=== SUPPLIED INFORMATION ===
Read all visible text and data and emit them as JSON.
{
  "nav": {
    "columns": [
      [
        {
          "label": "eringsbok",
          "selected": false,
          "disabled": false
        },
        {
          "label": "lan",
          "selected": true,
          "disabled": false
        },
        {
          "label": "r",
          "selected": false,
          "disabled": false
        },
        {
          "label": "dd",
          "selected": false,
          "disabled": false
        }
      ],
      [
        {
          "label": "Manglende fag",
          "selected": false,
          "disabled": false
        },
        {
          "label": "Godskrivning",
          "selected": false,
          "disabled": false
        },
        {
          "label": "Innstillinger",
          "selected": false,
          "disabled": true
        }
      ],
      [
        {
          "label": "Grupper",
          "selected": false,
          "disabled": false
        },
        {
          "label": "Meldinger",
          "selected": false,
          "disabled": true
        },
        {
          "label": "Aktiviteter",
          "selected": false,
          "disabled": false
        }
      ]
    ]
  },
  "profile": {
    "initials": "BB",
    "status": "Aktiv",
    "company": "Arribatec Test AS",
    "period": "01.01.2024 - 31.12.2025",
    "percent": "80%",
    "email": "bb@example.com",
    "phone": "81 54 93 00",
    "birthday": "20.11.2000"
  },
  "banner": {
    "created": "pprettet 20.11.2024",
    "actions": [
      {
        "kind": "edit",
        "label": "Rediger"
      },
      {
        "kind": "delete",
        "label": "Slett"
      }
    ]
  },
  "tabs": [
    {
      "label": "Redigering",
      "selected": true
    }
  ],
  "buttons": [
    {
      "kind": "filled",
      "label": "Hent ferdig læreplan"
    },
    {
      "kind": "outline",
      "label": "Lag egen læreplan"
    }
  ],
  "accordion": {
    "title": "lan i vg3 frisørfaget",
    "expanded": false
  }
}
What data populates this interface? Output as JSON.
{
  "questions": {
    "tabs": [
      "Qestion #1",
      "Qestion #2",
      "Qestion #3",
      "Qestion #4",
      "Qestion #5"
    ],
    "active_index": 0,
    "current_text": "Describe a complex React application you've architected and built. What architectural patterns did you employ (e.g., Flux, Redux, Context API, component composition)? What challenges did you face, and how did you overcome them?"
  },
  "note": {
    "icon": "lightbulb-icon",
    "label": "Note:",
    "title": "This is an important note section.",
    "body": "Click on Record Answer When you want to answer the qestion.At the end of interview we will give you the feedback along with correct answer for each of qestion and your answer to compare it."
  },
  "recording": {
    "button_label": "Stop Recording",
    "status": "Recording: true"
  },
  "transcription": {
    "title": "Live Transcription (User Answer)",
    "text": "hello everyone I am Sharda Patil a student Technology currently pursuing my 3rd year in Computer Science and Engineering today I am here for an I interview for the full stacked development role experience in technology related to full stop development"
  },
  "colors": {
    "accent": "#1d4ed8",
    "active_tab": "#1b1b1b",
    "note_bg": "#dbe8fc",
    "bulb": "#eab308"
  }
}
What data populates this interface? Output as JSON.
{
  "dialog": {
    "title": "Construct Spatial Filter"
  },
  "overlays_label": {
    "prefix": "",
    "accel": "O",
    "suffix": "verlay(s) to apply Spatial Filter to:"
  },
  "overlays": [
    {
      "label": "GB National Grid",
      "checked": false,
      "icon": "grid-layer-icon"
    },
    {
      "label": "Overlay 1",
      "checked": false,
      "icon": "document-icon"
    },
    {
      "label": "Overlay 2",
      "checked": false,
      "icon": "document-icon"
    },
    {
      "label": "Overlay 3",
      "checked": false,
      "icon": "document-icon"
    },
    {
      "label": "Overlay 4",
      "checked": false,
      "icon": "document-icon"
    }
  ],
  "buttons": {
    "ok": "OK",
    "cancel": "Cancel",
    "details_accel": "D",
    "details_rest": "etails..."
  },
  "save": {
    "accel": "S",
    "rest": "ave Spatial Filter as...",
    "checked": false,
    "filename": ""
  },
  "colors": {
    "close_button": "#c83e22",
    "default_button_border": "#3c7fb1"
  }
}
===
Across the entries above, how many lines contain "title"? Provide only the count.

4